"Prepare me for what? I have no idea why we study this stuff. How is math and history gonna help me find a job?"
"Look, just do the work!"
His father used to be a lot more patient.
Beckett stood quietly. He wanted to be alone, back in his room.
"Beckett, are you listening to me?"
Beckett stayed quiet.
"This assignment, who is it about?"
"Caesar. Julius Caesar." Beckett replied.
"Do you know anything about him?" "Just from TV and video games. He was a leader. He got killed. They mention him in 'Crisis Shock'."
"Who killed him?"
"Other senators." Beckett replied. "In 'Crisis Shock' the leader kills all his advisors because he doesn't trust him. He says, 'I did what Caesar should have done'." Beckett hadn't thought of it until that day, but the programmers who designed many of Beckett's favourite video games loved to include ideas and references from history. Many of them, however, went unnoticed by Beckett and his friends. Although Annie didn't know much about them either, she did seem to have become more curious in recent months.
"See? History doesn't have to be so boring, then, does it?"
"I guess not. Does this mean I can play video games this weekend?"
"No. When is the assignment due?"
"In two months."
Beckett's father looked towards the closet. "Let's see if I can find it." He said as he got up and went into the study's closet. After rummaging around for a few minutes, he pulled out a cardboard box and set it down on the carpet. He removed the lid and began pulling out books. "I think I have a few books on Rome here."

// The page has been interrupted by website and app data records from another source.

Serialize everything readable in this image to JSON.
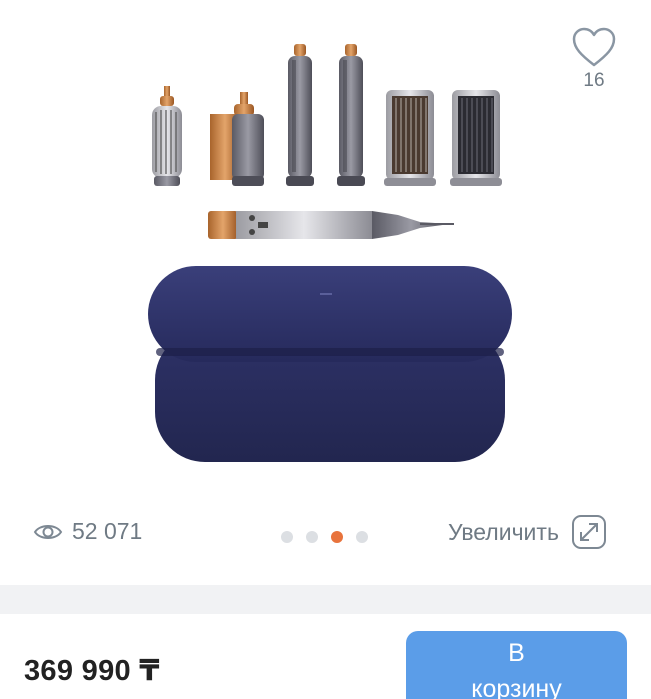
{
  "favorite": {
    "icon": "heart-icon",
    "count": "16"
  },
  "gallery": {
    "image_alt": "Dyson Airwrap с насадками и кейсом",
    "views": {
      "icon": "eye-icon",
      "count": "52 071"
    },
    "slides": {
      "total": 4,
      "active_index": 2
    },
    "zoom": {
      "label": "Увеличить",
      "icon": "expand-icon"
    }
  },
  "purchase": {
    "price": "369 990 ₸",
    "cart_button": {
      "line1": "В",
      "line2": "корзину"
    }
  },
  "colors": {
    "accent": "#e8733c",
    "button": "#5b9de8",
    "muted_text": "#6f7a84",
    "case": "#2b2f62"
  }
}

"I guess this is my weekend, huh?"
"Yup, I've already locked your video games up, and your computer locks are on as well."
This was his father's favourite move. If video game privelidges were suspended, then his father would take away the game console. He would also activate the parental controls on Beckett's computer. Beckett still had the ability to play games on his phone, but these games were boring. They usually lacked the story lines and action that Beckett preferred in his video games. Considering how little Beckett enjoyed them, getting caught playing one of these games was not worth it.
Beckett's father found the books he was looking for. "Here you go, son." Beckett's father said, handing him a large book. Beckett read the title: The Roman Empire. "This one might help too." Beckett looked at the second book: Caesar, the Gallic War. "This is about how he conquered Gaul, which is France today. It's a tougher read, but maybe you'll get something from it. You can still use your computer, but I've put the games lock on it. Stick to wikipedia and other history websites."
Beckett took the books in his hand and looked briefly at the covers. The Roman Empire had an image of Roman soldiers marching. The Gallic War had a face on it, Caesar's no doubt. He noted the large forehead and nose. Beckett felt a brief feeling of courage. I'm going to work hard and get right to work on this, he thought. He felt a surge of energy come over him. He opened The Gallic War to a random page and read a few lines; the feeling disappeared. The feeling was replaced with a a sense of dread. How am I going to get this done? Beckett thought to himself. He tucked the books under his arm and headed towards his room.
"Beckett," his father started. "Let me know how it goes. It can be complicated, but I can help you if you get stuck on anything."
"Thanks dad." Beckett replied. But Beckett knew that he probably wouldn't ask for help. It wasn't that he didn't need the help; it was that Beckett typically didn't do enough work in order to have a good question. Beckett could never ask for help because he never got far enough or deep enough into an assignment to ask a question that showed he had done the work.
I'd rather be playing Crisis Shock, Beckett thought. He entered his room, put the books on his desk. He sat down and opened The Roman Empire.
Before he got even one word in, Beckett looked at his computer. He moved the mouse to wake up his computer, and opened a browser, which went right to youtube.com. Beckett typed Julius Caesar into the search bar. I'll start with a video, he thought. But then he looked back at the book. On the first page he saw a painting of a man on a horse crossing a river. 'Julius Caesar crosses the Rubicon', the caption read.